Stonington is home to lots of birds; in the morning you hear their many different calls. In hopes that one of the birds might call the birch tree home, I put up a nifty birdhouse that a good friend got us as a Maine housewarming gift on the birch tree. it’s freshly painted, has a solid roof, and is in a safe neighborhood. Now we’ll just keep our fingers crossed that a discerning bird will decide it’s their dream house.
Today I’m celebrating my freedom — specifically, my freedom to do whatever I want on Independence Day. In my case, that means weeding the side yard garden and lawn. Judging from the sheer number of weeds that have made their home there, I’m guessing it hasn’t been weeded in years. We’ve got friends coming next month for a visit and I want to give the grass a fighting chance, so now’s the time for some serious stooping and pulling..
After I dispose of a few hundred more dandelions and broad-leaf invaders, I’m going to celebrate my freedom to drink an ice-cold Allagash White.
It’s a beautiful morning in Columbus — crisp and clear, with powder blue skies and a few cotton candy wisps of clouds far above.
Our house faces due east, so in the morning the backyard is a place of deep shadow, save for a shaft of sunlight from the space between our house and the neighboring house to the north. The cool, shaded air feels good against the skin and is a perfect complement to the hot coffee. The birds are singing and the leaves of the trees are gently swaying in a mild breeze.
Sometimes the time, and the place, are perfectly matched, and when that happens you need to take full advantage of the happy confluence. This morning is made for the backyard.
Spring is the time for growing things. In our back yard, the fastest growing thing — by far — is a flowering vine next to the fence. It was supposed to stick to a wooden trellis built by our landscaper, but it’s long since outgrown that. I put an iron support for a birdhouse or hanging flower basket next to it, and the vine has eagerly embraced that. Now, its tendrils are venturing out, eagerly seeking other things to latch on to, wrap around, and grip tightly. This plant is clingier than your first high school romance.

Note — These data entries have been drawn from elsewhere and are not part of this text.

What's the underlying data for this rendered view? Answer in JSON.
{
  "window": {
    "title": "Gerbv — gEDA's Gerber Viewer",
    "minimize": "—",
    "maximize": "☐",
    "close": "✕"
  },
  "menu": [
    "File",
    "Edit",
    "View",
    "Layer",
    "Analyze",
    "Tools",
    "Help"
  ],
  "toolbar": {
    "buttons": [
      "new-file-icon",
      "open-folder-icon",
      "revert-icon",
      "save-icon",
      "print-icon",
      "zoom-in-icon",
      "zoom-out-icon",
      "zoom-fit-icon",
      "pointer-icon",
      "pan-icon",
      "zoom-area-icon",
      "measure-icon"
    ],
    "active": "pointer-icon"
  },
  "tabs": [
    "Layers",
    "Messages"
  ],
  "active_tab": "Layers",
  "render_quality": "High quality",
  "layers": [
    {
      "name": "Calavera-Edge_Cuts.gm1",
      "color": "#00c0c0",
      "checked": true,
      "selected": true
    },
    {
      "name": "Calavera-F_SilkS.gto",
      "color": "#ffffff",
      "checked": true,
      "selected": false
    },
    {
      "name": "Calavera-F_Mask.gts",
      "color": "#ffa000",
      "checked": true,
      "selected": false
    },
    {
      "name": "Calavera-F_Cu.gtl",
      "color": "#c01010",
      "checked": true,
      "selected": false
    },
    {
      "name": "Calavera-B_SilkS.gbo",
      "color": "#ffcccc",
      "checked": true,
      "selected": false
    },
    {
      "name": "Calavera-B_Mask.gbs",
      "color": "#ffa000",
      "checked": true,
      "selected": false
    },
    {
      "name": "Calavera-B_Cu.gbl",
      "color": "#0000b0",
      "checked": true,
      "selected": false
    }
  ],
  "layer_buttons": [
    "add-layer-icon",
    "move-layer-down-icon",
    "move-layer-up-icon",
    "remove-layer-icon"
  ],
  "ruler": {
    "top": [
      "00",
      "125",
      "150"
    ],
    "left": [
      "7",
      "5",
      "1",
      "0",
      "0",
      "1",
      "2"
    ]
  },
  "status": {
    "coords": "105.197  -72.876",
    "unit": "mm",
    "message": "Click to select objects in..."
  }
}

I like to go out in the morning to marvel at how much the plant has grown since the day before and try to redirect it away from our neighbor’s yard and the little tree nearby. In doing so, however, I’m careful to keep moving. I’m afraid if I stand still for too long I’m going to find myself wrapped in those clingy green tendrils, too.